Items from a data source:
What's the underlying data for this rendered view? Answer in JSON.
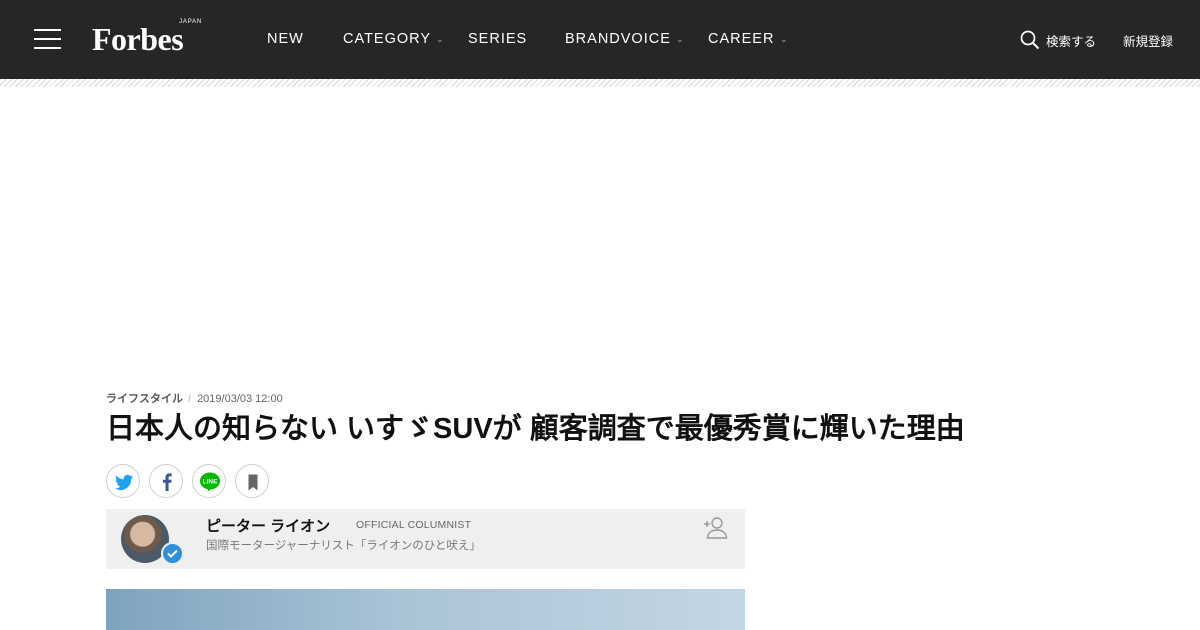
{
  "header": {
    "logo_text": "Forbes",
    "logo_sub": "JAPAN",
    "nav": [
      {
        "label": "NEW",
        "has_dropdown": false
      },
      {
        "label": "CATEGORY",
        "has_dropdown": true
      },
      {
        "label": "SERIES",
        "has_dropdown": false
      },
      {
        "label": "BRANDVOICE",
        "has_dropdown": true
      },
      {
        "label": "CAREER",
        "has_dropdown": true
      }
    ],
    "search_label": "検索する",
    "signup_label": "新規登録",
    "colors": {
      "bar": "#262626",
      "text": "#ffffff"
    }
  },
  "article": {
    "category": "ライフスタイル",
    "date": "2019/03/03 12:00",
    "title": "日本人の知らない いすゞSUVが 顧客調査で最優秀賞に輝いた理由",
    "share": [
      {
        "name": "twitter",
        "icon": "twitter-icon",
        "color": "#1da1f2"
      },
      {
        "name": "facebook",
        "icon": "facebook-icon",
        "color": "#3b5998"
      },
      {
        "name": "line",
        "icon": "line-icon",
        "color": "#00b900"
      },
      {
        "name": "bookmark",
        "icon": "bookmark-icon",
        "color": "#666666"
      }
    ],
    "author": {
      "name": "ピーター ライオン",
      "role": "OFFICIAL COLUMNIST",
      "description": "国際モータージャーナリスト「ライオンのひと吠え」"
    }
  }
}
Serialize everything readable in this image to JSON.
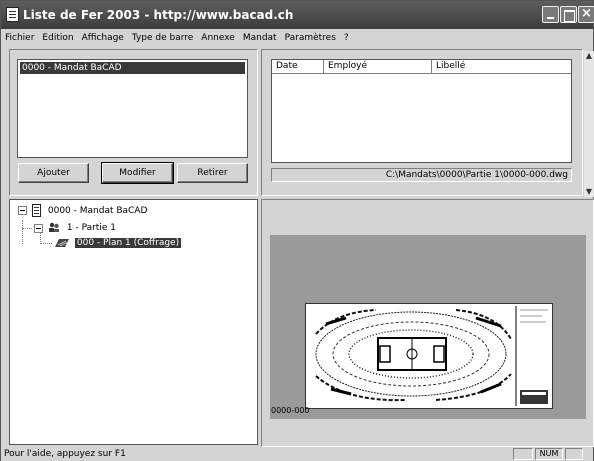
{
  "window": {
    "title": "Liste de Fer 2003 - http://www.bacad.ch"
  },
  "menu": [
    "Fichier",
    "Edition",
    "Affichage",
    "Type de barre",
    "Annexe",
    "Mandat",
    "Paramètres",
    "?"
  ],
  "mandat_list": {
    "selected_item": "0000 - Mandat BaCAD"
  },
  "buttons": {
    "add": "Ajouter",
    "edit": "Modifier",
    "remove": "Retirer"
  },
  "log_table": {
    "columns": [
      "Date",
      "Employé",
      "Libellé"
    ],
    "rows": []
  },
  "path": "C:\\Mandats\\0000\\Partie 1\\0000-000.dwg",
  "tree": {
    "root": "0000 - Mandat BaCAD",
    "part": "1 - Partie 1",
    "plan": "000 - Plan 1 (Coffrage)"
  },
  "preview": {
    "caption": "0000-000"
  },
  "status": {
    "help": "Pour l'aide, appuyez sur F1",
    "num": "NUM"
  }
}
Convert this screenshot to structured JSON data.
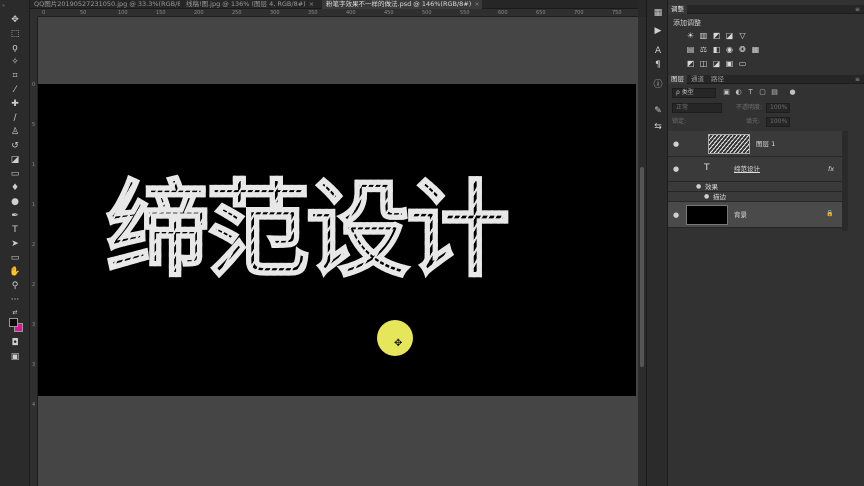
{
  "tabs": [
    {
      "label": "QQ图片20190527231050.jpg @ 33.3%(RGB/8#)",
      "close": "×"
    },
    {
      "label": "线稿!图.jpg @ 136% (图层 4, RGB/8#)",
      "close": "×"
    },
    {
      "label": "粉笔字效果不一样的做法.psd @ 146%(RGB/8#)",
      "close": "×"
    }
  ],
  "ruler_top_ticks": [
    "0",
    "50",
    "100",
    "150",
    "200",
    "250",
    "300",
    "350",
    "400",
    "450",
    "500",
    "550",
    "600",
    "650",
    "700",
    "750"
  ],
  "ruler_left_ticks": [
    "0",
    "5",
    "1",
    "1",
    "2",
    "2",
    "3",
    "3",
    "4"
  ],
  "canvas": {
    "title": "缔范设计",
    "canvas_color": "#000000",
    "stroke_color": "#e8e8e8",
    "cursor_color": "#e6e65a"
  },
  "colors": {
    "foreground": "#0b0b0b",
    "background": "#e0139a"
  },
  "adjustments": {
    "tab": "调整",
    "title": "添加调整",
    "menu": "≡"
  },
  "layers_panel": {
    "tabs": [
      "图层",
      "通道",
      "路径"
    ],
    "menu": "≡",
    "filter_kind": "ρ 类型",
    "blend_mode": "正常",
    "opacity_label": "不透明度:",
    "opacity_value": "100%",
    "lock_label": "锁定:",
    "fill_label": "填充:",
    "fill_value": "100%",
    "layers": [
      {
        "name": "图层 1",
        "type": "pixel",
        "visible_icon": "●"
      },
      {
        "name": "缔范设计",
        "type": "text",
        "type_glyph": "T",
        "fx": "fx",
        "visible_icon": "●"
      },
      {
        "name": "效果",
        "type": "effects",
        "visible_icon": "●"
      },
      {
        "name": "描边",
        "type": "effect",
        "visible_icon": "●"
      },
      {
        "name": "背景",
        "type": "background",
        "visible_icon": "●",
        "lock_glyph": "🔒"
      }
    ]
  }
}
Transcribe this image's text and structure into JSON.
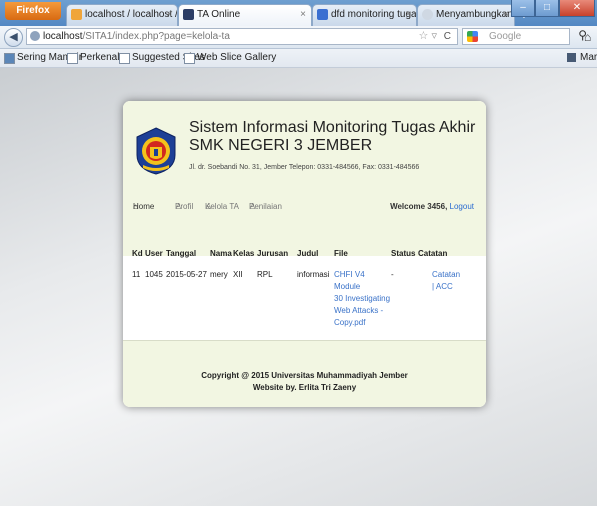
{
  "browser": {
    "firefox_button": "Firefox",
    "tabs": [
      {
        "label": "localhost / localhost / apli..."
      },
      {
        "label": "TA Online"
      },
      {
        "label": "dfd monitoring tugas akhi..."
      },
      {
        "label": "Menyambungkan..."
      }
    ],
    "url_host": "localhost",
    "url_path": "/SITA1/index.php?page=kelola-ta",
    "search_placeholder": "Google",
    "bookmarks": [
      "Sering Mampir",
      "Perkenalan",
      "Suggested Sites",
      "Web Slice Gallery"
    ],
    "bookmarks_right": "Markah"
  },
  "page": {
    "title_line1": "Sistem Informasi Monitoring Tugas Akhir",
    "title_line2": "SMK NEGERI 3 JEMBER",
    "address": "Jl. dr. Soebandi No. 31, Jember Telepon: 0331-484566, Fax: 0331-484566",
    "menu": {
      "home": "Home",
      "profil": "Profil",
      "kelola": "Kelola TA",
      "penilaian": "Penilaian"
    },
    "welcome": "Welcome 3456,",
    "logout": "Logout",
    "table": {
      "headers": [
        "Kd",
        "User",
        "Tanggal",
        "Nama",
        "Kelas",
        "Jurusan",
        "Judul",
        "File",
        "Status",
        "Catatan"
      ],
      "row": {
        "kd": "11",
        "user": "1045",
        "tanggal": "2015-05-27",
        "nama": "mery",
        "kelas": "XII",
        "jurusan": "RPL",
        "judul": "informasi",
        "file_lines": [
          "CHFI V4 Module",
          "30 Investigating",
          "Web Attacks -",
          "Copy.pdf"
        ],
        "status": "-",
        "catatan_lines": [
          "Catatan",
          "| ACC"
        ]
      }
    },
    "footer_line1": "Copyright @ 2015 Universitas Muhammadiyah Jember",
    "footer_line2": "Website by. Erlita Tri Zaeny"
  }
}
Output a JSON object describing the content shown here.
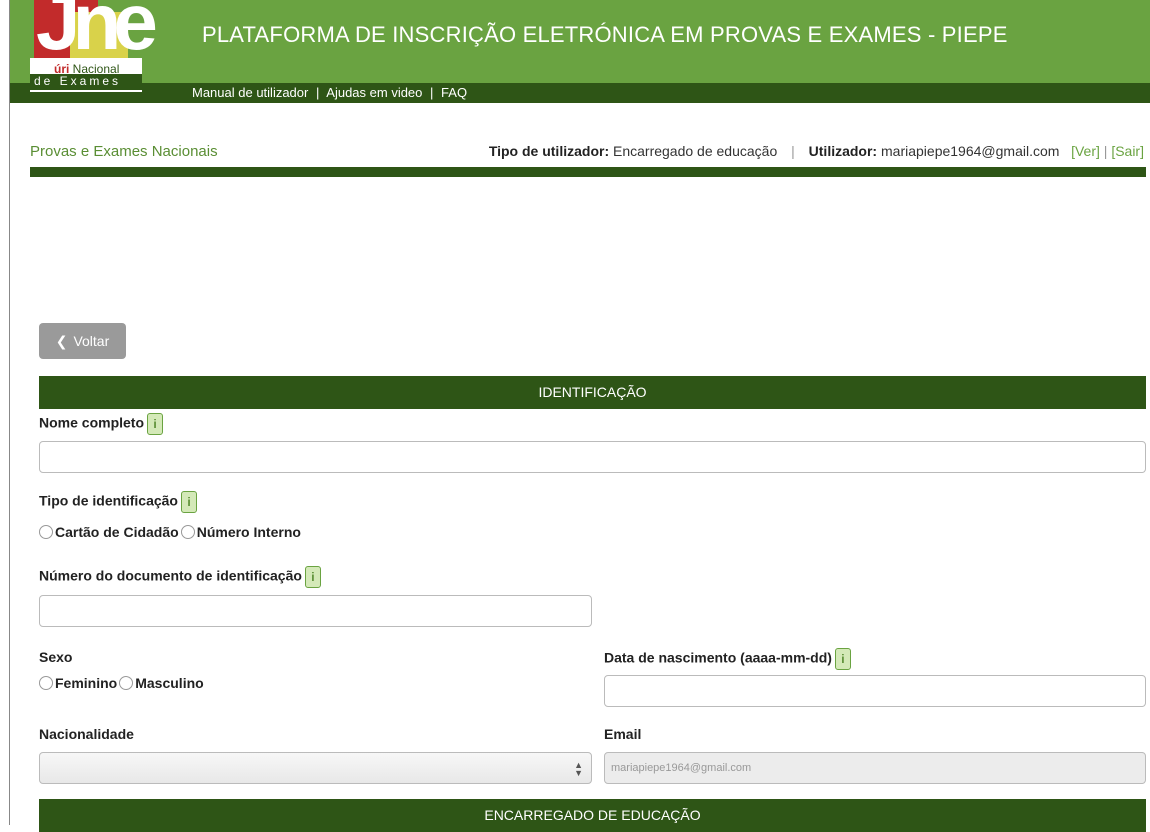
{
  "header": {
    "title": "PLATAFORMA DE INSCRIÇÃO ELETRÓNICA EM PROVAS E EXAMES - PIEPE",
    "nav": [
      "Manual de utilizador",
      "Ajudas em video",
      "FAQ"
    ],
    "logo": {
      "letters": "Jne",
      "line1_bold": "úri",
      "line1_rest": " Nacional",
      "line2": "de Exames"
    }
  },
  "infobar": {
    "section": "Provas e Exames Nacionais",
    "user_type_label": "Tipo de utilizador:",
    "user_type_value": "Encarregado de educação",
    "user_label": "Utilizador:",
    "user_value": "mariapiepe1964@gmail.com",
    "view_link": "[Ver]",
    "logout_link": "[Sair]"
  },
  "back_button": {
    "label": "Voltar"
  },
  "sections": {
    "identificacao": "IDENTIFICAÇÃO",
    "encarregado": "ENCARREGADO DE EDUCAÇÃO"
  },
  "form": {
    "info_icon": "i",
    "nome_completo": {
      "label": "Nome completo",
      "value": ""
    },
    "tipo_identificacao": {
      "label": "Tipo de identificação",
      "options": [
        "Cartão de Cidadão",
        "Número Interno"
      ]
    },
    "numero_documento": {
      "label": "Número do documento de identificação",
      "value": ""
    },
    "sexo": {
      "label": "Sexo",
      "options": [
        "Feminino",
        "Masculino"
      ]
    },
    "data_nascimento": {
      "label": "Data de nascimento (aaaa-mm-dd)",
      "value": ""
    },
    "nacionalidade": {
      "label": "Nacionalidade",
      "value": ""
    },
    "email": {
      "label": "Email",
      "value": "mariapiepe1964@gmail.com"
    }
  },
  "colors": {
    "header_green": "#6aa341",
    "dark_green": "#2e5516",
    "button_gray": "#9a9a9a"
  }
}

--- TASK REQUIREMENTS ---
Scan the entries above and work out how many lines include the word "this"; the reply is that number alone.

--- TASK SOLUTION ---
4